Saturday, September 15, Lakeway, Texas

One of the things I enjoy about working with Camper Clinic II is learning more about the great causes they support – especially when the cause affects one of their own.

Cathy PearlsteinCathy Pearlstein manages the Camper Clinic II offices, and will be participating in the Heart and Sole Epilepsy Walk in Lakeway, Texas on September 15.

“My daughter’s husband has epilepsy, so our family is walking under the team name, ‘Sieze Epilepsy’,” says Cathy. According to the Epilepsy Foundation of Central and South Texas, which is hosting the walk, every four minutes, someone in the U.S. is diagnosed with epilepsy. The Foundation emphasizes that learning to cope with and manage epilepsy takes a coordinated effort by family, friends, teachers, and the community.

Over the years, I’ve had friends and co-workers with epilepsy, but it’s been a long time since I really stopped to consider how epilepsy affects families in their daily lives. Even simple joys like camping require a little extra caution and planning.  “Our family loves to camp,” says Cathy, “and we always do one big campout in the spring to celebrate birthdays. But while we’re camping, my son-in-law needs to be sure to eat healthy, get plenty of sleep, and take his daily meds. Missing just one dose can cause a seizure.”
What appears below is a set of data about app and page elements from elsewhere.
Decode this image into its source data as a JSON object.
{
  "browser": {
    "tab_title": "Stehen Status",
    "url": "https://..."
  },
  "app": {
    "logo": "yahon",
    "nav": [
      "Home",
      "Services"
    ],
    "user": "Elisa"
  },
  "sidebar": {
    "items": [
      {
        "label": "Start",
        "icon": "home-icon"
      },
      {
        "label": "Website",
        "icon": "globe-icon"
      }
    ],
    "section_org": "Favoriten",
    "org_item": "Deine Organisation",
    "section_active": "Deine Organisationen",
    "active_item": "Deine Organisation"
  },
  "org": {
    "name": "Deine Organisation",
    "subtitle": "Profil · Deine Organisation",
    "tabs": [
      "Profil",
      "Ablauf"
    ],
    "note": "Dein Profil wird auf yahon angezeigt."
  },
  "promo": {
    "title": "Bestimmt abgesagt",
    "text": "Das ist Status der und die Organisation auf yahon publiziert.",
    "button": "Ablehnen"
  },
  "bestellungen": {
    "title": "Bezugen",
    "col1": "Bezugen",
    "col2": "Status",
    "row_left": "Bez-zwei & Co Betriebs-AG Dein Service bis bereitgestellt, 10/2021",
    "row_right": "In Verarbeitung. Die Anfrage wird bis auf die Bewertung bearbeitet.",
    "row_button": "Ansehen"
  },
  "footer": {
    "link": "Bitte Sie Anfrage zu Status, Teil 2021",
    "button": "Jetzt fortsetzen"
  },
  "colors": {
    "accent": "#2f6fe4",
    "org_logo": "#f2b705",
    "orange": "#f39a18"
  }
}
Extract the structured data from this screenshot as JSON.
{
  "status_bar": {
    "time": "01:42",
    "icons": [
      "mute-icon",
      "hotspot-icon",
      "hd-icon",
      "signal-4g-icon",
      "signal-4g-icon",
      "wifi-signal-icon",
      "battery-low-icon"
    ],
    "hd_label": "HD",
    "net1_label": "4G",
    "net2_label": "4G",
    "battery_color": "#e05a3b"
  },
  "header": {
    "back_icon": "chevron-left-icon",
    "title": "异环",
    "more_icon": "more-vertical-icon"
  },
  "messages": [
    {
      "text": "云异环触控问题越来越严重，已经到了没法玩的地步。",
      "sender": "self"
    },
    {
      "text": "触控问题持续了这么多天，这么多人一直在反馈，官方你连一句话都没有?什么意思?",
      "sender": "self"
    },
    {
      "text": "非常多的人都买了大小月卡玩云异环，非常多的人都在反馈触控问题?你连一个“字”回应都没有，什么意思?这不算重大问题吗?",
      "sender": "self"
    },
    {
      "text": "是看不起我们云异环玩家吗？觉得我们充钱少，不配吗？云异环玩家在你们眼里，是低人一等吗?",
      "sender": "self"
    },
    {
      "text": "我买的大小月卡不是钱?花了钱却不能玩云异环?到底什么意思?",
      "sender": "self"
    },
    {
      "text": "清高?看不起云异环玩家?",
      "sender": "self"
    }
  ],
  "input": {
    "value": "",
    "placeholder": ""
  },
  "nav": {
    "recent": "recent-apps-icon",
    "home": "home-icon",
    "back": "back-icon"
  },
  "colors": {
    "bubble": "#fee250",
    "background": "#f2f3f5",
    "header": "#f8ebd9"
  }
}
Precautions when planning a camping excursion could include setting reminders for medications, wearing life vests when participating in water sports, or wearing protective headgear when cycling or horseback riding. Polarized sunglasses can help minimize reactions to flashing lights such as reflections off the water or sunlight filtering through the trees.

Kudos to Cathy’s family for not letting epilepsy slow them down, and to the Epilepsy Foundation for serving the more than 100,000 people affected by the disease in Central and South Texas.

Epilepsy Walk LogoTo participate in the walk, donate, or volunteer, visit EpilepsyRun.com.

Do you have any tips to share managing epilepsy or other conditions during camping? Or, do you have a great story about someone who’s not letting a disease stand between them and the great outdoors? Let us know!